This workshop will focus on reviewing theories of emotional intelligence and social intelligence, how these have been applied in language education (Gkonou & Mercer, 2017, 2018; Mercer & Gkonou, 2017) and how socio-emotional competencies can be used in contemporary classrooms.
Peer review can be an effective tool for involving students in the assessment process; however, the sudden switch to online learning last year introduced new challenges to effective implementation. This workshop will provide an overview of peer review and adaptations the presenter made to continue the activity in an exclusively online university writing course. Then, after examining the effects and consequences, it will reflect on how the modified procedures might inform the practice moving forward.
Best practices in online teaching should include the eight steps of the synchronous online flipped learning approach (SOFLA), a distance learning model which most closely replicates actual classroom teaching. SOFLA includes structured, interactive, multimodal activities, both asynchronous and synchronous, that create fertile spaces for teaching and learning online. Participants will learn how to implement each step and will receive digital resources to guide them in using SOFLA.

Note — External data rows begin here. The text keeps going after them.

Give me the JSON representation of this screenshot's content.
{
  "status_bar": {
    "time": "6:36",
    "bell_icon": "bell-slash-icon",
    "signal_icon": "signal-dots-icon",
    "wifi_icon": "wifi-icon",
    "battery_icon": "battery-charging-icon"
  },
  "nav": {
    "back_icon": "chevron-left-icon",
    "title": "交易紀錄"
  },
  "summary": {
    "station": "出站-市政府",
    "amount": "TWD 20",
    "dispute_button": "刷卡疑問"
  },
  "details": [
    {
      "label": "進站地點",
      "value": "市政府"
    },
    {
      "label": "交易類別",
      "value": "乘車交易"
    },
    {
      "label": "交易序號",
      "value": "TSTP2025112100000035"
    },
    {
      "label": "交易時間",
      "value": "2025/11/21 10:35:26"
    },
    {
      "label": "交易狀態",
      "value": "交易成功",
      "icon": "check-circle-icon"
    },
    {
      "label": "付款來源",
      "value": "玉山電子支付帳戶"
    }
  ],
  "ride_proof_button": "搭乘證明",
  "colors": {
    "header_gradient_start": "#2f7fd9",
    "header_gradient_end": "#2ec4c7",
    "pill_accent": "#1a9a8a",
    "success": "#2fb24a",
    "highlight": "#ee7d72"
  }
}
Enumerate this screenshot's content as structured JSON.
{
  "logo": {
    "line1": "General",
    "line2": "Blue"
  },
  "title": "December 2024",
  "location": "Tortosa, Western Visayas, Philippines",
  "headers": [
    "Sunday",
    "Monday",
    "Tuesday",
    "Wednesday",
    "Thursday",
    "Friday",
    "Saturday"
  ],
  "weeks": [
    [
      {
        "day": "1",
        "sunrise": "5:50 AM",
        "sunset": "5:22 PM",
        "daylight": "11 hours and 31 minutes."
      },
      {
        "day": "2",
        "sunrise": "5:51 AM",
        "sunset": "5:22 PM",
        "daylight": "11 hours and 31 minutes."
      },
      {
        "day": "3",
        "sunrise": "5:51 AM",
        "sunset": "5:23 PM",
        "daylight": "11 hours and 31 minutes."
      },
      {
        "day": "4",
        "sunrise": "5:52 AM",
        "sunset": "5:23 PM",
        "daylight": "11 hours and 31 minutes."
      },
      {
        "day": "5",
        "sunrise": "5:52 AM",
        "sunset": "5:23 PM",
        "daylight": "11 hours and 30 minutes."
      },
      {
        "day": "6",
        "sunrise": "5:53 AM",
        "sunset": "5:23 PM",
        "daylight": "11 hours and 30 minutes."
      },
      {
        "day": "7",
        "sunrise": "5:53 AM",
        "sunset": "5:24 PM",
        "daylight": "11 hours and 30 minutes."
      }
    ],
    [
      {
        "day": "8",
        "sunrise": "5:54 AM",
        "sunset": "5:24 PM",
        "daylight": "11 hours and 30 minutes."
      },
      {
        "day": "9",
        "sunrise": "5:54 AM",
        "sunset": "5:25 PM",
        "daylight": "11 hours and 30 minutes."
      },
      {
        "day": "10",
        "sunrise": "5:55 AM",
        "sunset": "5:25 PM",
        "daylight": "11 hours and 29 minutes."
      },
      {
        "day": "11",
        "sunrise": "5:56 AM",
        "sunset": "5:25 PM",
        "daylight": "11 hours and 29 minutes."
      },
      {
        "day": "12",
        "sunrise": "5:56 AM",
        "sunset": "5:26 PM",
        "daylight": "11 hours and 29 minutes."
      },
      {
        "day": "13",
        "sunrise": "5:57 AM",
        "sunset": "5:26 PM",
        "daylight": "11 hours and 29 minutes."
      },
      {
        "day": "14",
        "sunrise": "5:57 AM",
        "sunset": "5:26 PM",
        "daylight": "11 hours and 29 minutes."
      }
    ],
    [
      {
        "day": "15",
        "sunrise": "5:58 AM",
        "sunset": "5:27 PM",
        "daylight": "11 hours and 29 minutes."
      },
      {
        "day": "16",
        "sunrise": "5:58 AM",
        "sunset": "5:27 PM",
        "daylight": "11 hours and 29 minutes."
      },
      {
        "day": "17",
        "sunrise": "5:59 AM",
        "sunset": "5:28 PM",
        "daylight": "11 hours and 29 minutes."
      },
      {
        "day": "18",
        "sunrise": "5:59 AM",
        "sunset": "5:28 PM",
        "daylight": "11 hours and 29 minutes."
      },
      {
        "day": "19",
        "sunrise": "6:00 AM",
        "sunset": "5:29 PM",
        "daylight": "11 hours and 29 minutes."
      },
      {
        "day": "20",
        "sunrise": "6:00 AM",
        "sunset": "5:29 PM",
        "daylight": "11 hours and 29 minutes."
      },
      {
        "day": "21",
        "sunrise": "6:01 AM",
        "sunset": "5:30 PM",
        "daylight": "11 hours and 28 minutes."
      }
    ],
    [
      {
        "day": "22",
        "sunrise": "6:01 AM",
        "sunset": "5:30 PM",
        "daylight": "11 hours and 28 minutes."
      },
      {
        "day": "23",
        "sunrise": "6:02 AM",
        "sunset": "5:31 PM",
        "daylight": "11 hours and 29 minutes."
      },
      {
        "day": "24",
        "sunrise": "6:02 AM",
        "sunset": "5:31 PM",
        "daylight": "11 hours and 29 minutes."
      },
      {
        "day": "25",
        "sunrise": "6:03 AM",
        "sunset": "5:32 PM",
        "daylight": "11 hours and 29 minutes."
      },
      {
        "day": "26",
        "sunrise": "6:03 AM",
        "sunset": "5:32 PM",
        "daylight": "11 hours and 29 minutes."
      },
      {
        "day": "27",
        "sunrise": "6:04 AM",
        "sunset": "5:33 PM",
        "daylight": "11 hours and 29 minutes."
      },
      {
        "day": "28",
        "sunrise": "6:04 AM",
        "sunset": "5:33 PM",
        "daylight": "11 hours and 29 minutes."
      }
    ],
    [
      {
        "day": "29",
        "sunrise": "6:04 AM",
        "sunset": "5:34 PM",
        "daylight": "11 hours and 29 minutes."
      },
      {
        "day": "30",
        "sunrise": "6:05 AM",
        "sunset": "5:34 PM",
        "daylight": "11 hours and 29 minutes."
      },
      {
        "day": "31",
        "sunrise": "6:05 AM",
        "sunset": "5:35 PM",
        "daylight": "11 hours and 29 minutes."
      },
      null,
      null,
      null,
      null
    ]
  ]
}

Flipped instruction is popular in STEM courses, but it also fits in an ESL classroom. This presentation will explore the advantages and disadvantages of flipped instruction as well as how to incorporate it in an online classroom. The presenter will offer teachers a variety of online tools they can use such as YouTube and Quizizz.
This workshop aims to demonstrate diagnostic EFL listening teaching methods especially for Japanese learners based on evidence as well as two theories on human information processing and the metacognitive process of language learning. The audience is expected to be involved in hands-on activities. By the end of this workshop, the audience will gain some practical and diagnostic strategies to teach EFL listening. If you are not confident in teaching EFL listening, this workshop is for you.
If you want your students to use the English they are studying in class to interact with others around the world, come to this workshop to find out how. It is easy and free-of-charge whilst the benefits are numerous. Students love being able to interact with their peers in other countries. While doing so they improve their linguistic, intercultural and communicative competencies as has been proven by research into this project.
Exercises from improvisational theater have gained attention in educational fields for their capacity to promote empathy and communication skills among learners. The presenter will first describe a study that sought to identify whether use of applied improv exercises boosted Japanese university students’ compassion scores. Attendees will then be able to experience several of these fun and simple exercises and games, which can be done in both face-to-face and Zoom classes.
This workshop explores the use of an innovative new online network to create a community of practice of teachers and practitioners working in the fields of Global Englishes and English Medium Instruction (EMI).